Alan Gunn comments:

It's not possible, or even desirable, to stop English from changing in this way, but why should we encourage it, or think it always a good thing? I'd just add that changes like this not only make understanding more difficult during the transition, they end up making older writings hard for modern readers to understand. And some of the changes are downright ugly: to me, at least, an ordinary English word like "happen" sounds better than "transpire." (And I suspect the people who like words like "transpire" of trying to talk down to people who use normal English words. Lots of them seem to have gone to expensive schools, and to talk about their schooling at length.)

As it happens, I don't like "transpire" to mean "happen" for reasons similar to Alan's: "Happen" sounds simpler and less Latinate. But claims about how some new usage is supposedly a "change" -- especially, by implication a recent change (since all usages are novel if you go back far enough) -- always make me want to go check, preferably in the Oxford English Dictionary. And here's what I see in the OED:

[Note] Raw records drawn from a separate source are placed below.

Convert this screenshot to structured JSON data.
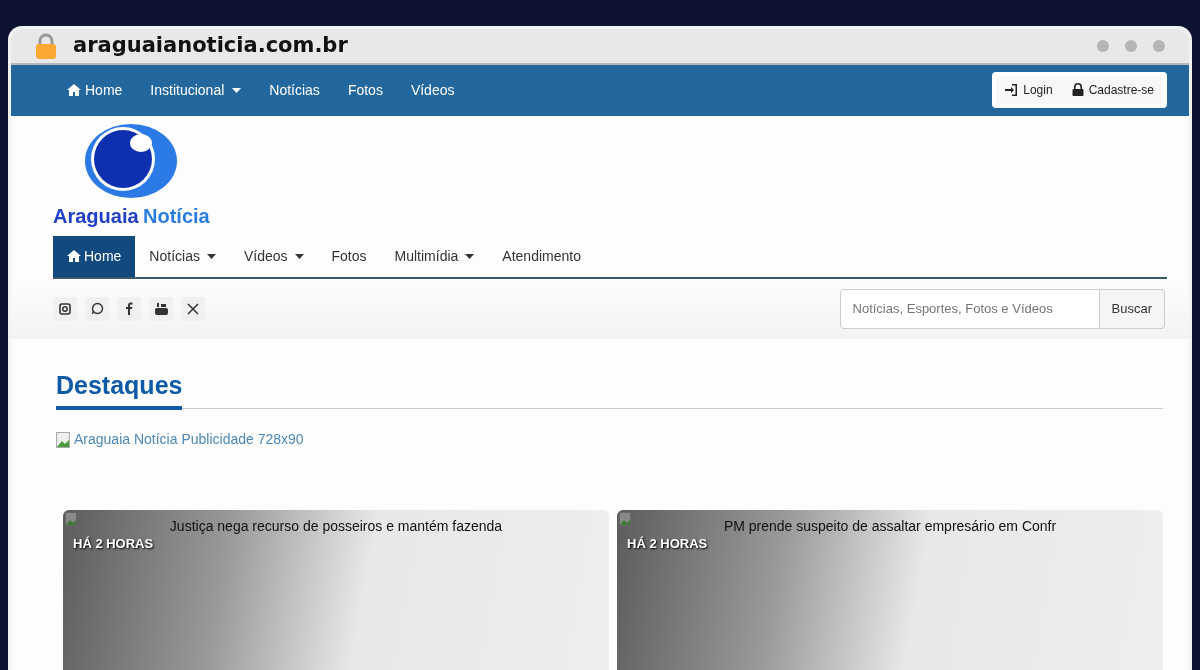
{
  "browser": {
    "url": "araguaianoticia.com.br"
  },
  "top_nav": {
    "items": [
      {
        "label": "Home",
        "dropdown": false
      },
      {
        "label": "Institucional",
        "dropdown": true
      },
      {
        "label": "Notícias",
        "dropdown": false
      },
      {
        "label": "Fotos",
        "dropdown": false
      },
      {
        "label": "Vídeos",
        "dropdown": false
      }
    ],
    "account_buttons": [
      {
        "label": "Login"
      },
      {
        "label": "Cadastre-se"
      }
    ]
  },
  "logo": {
    "word_1": "Araguaia",
    "word_2": "Notícia"
  },
  "main_nav": {
    "items": [
      {
        "label": "Home",
        "dropdown": false,
        "selected": true
      },
      {
        "label": "Notícias",
        "dropdown": true,
        "selected": false
      },
      {
        "label": "Vídeos",
        "dropdown": true,
        "selected": false
      },
      {
        "label": "Fotos",
        "dropdown": false,
        "selected": false
      },
      {
        "label": "Multimídia",
        "dropdown": true,
        "selected": false
      },
      {
        "label": "Atendimento",
        "dropdown": false,
        "selected": false
      }
    ]
  },
  "search": {
    "placeholder": "Notícias, Esportes, Fotos e Vídeos",
    "button": "Buscar"
  },
  "section": {
    "title": "Destaques"
  },
  "ad": {
    "alt_text": "Araguaia Notícia Publicidade 728x90"
  },
  "cards": [
    {
      "time": "HÁ 2 HORAS",
      "title": "Justiça nega recurso de posseiros e mantém fazenda"
    },
    {
      "time": "HÁ 2 HORAS",
      "title": "PM prende suspeito de assaltar empresário em Confr"
    }
  ]
}
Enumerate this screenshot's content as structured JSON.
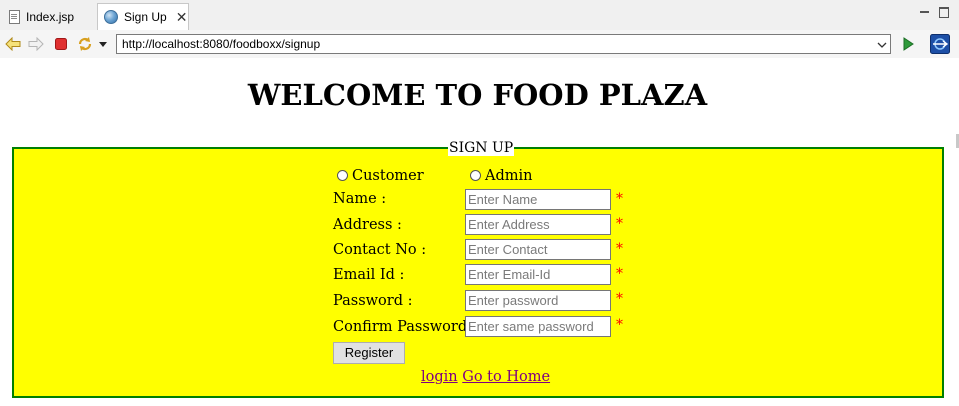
{
  "tabs": [
    {
      "label": "Index.jsp",
      "icon": "jsp-file-icon"
    },
    {
      "label": "Sign Up",
      "icon": "globe-icon"
    }
  ],
  "address_bar": {
    "url": "http://localhost:8080/foodboxx/signup"
  },
  "page": {
    "heading": "WELCOME TO FOOD PLAZA",
    "fieldset_legend": "SIGN UP",
    "roles": [
      "Customer",
      "Admin"
    ],
    "fields": [
      {
        "label": "Name :",
        "placeholder": "Enter Name"
      },
      {
        "label": "Address :",
        "placeholder": "Enter Address"
      },
      {
        "label": "Contact No :",
        "placeholder": "Enter Contact"
      },
      {
        "label": "Email Id :",
        "placeholder": "Enter Email-Id"
      },
      {
        "label": "Password :",
        "placeholder": "Enter password"
      },
      {
        "label": "Confirm Password :",
        "placeholder": "Enter same password"
      }
    ],
    "required_mark": "*",
    "register_label": "Register",
    "links": {
      "login": "login",
      "home": "Go to Home"
    }
  },
  "colors": {
    "form_background": "#ffff00",
    "form_border": "#008000",
    "required": "#ff0000",
    "link": "#800080"
  }
}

b. Misused for: To occur, happen, take place.
Evidently arising from misunderstanding such a sentence as 'What had transpired during his absence he did not know'.

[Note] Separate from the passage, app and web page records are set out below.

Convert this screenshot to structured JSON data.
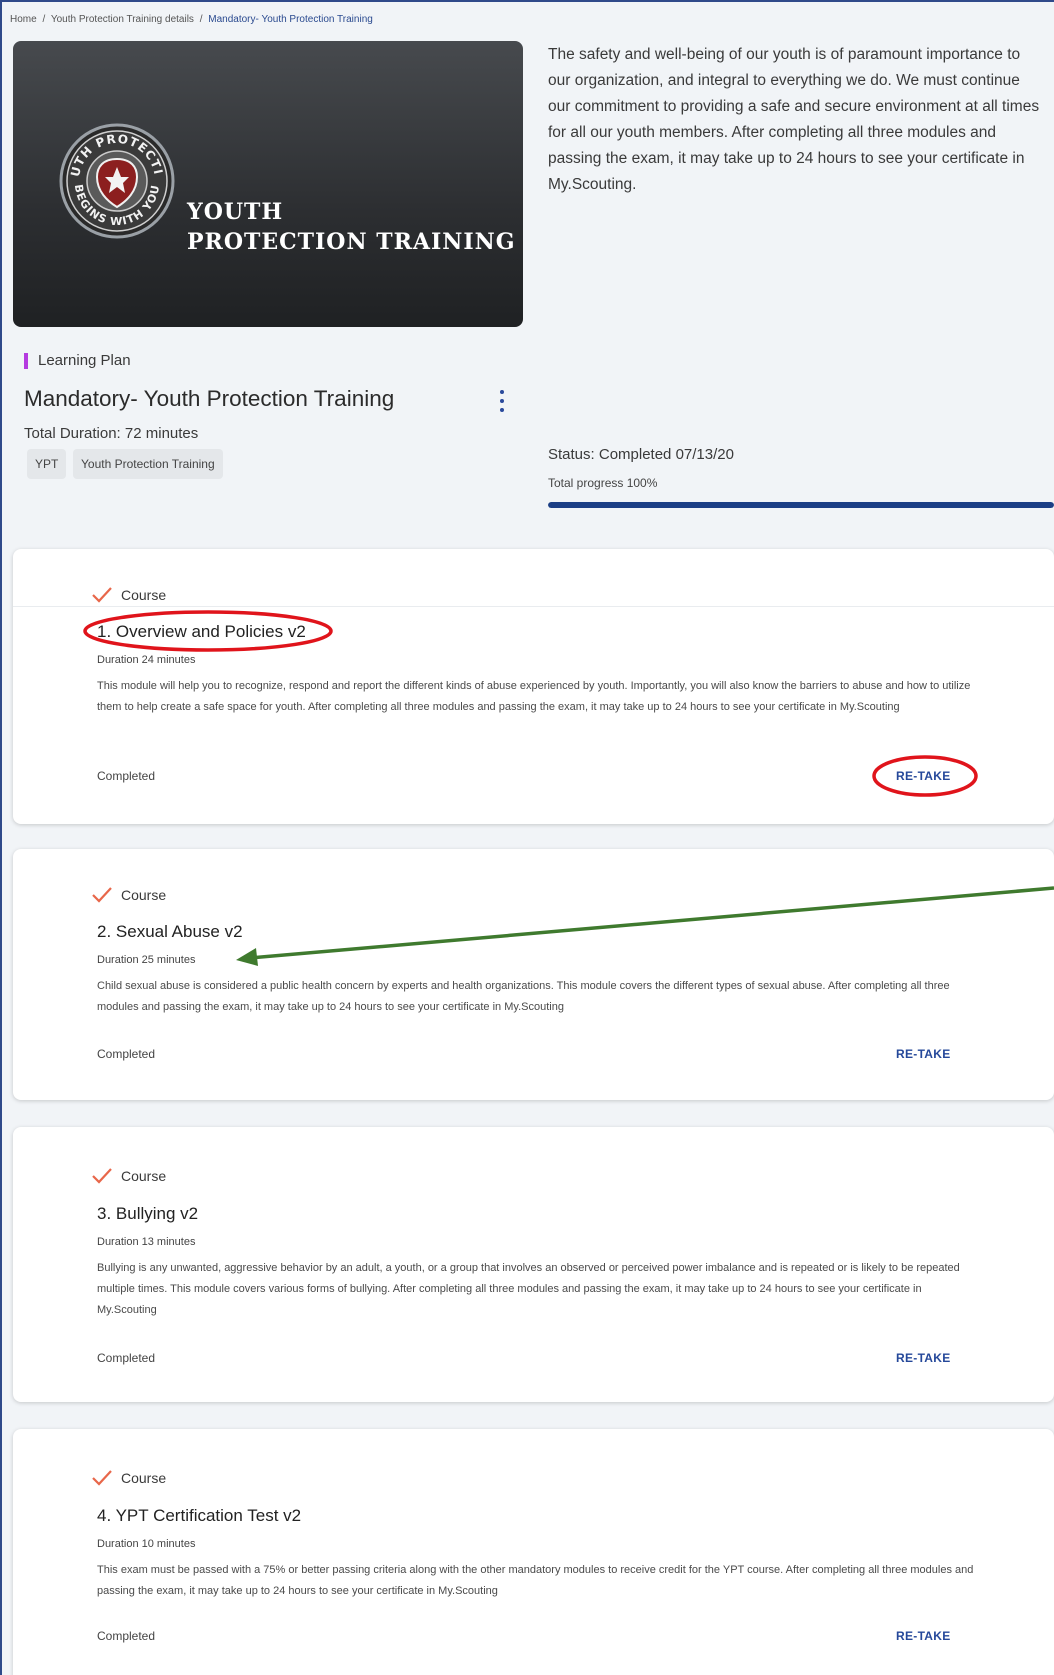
{
  "breadcrumb": {
    "home": "Home",
    "details": "Youth Protection Training details",
    "current": "Mandatory- Youth Protection Training",
    "separator": "/"
  },
  "hero": {
    "title_line1": "YOUTH",
    "title_line2": "PROTECTION TRAINING",
    "badge_text_top": "YOUTH PROTECTION",
    "badge_text_bottom": "BEGINS WITH YOU"
  },
  "intro_text": "The safety and well-being of our youth is of paramount importance to our organization, and integral to everything we do. We must continue our commitment to providing a safe and secure environment at all times for all our youth members. After completing all three modules and passing the exam, it may take up to 24 hours to see your certificate in My.Scouting.",
  "plan": {
    "tag": "Learning Plan",
    "title": "Mandatory- Youth Protection Training",
    "total_duration": "Total Duration: 72 minutes",
    "chips": [
      "YPT",
      "Youth Protection Training"
    ],
    "status": "Status: Completed 07/13/20",
    "progress_label": "Total progress 100%",
    "progress_value": 1.0,
    "accent_color": "#b53be0",
    "progress_color": "#1b3e85"
  },
  "courses": [
    {
      "type_label": "Course",
      "title": "1. Overview and Policies v2",
      "duration": "Duration 24 minutes",
      "description": "This module will help you to recognize, respond and report the different kinds of abuse experienced by youth. Importantly, you will also know the barriers to abuse and how to utilize them to help create a safe space for youth. After completing all three modules and passing the exam, it may take up to 24 hours to see your certificate in My.Scouting",
      "status": "Completed",
      "action": "RE-TAKE"
    },
    {
      "type_label": "Course",
      "title": "2. Sexual Abuse v2",
      "duration": "Duration 25 minutes",
      "description": "Child sexual abuse is considered a public health concern by experts and health organizations. This module covers the different types of sexual abuse. After completing all three modules and passing the exam, it may take up to 24 hours to see your certificate in My.Scouting",
      "status": "Completed",
      "action": "RE-TAKE"
    },
    {
      "type_label": "Course",
      "title": "3. Bullying v2",
      "duration": "Duration 13 minutes",
      "description": "Bullying is any unwanted, aggressive behavior by an adult, a youth, or a group that involves an observed or perceived power imbalance and is repeated or is likely to be repeated multiple times. This module covers various forms of bullying. After completing all three modules and passing the exam, it may take up to 24 hours to see your certificate in My.Scouting",
      "status": "Completed",
      "action": "RE-TAKE"
    },
    {
      "type_label": "Course",
      "title": "4. YPT Certification Test v2",
      "duration": "Duration 10 minutes",
      "description": "This exam must be passed with a 75% or better passing criteria along with the other mandatory modules to receive credit for the YPT course. After completing all three modules and passing the exam, it may take up to 24 hours to see your certificate in My.Scouting",
      "status": "Completed",
      "action": "RE-TAKE"
    }
  ],
  "colors": {
    "check": "#e8674a",
    "link": "#25489a",
    "annotation_red": "#e0141b",
    "annotation_green": "#3f7a2e"
  }
}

1775 A. ADAMS Let. 31 July in J. & A. Adams Familiar Lett. Revolution (1876) 91 There is nothing new transpired since I wrote you last. 1804 Age of Inquiry (Hartford, Conn.) 46 When..the reformation transpired in England..almost the whole nation rejoiced. 1810 F. DUDLEY Amoroso I. 14 Could short-sighted mortality..foresee events that are about to transpire. 1828 WEBSTER, Transpire..3. To happen or come to pass. 1841 W. L. GARRISON in Life (1889) III. 16 An event..which we believe transpired eighteen hundred years ago. 1848 DICKENS Dombey xxxii, Few changes{em}hardly any{em}have transpired among his ship's company. 1858 HAWTHORNE Fr. & It. Note-bks. I. 225 Accurate information on whatever subject transpired. 1883 L. OLIPHANT Altiora Peto I. 277 His account of what transpired was so utterly unlike what I expected.

A few thoughts: First, the OED does say that the word is "Misused for ... happen," a rare bit of what looks like prescriptivism. Second, the "change" seems to have happened at least two centuries ago; the OED doesn't tell us how common a usage was, so maybe it's become much more common recently, but there certainly are plenty of attributions -- and not from obscure sources -- going back to the 1800s.

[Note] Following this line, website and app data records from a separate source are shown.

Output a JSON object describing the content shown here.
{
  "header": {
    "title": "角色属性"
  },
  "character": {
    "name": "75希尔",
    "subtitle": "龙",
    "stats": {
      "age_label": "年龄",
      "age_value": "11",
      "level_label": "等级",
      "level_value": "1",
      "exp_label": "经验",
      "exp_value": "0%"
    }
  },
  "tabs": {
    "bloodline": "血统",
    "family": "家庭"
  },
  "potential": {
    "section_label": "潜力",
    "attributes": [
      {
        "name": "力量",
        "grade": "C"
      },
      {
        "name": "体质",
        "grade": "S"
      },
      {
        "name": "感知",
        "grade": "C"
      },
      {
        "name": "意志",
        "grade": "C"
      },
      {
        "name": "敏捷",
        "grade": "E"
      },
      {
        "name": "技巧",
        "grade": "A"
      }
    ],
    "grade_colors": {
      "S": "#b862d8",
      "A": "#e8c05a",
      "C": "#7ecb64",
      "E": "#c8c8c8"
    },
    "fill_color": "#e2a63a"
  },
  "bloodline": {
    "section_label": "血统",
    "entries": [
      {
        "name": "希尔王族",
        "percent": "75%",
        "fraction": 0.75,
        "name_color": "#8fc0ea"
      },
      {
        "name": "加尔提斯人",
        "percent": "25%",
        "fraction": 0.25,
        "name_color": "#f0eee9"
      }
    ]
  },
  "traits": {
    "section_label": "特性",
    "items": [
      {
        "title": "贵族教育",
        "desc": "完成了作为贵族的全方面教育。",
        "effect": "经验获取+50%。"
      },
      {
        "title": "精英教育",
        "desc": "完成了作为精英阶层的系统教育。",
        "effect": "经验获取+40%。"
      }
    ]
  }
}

Third, the misusers include, among others, Dickens and Hawthorne. So the word has commonly been used in a particular way. It has been used this way for a long time. And it has been used this way by some of the leading English-language writers. How then can we report this as a "misuse" as opposed to just a use (or perhaps a use that originated from a misconception, though that hardly makes the use a misuse today)?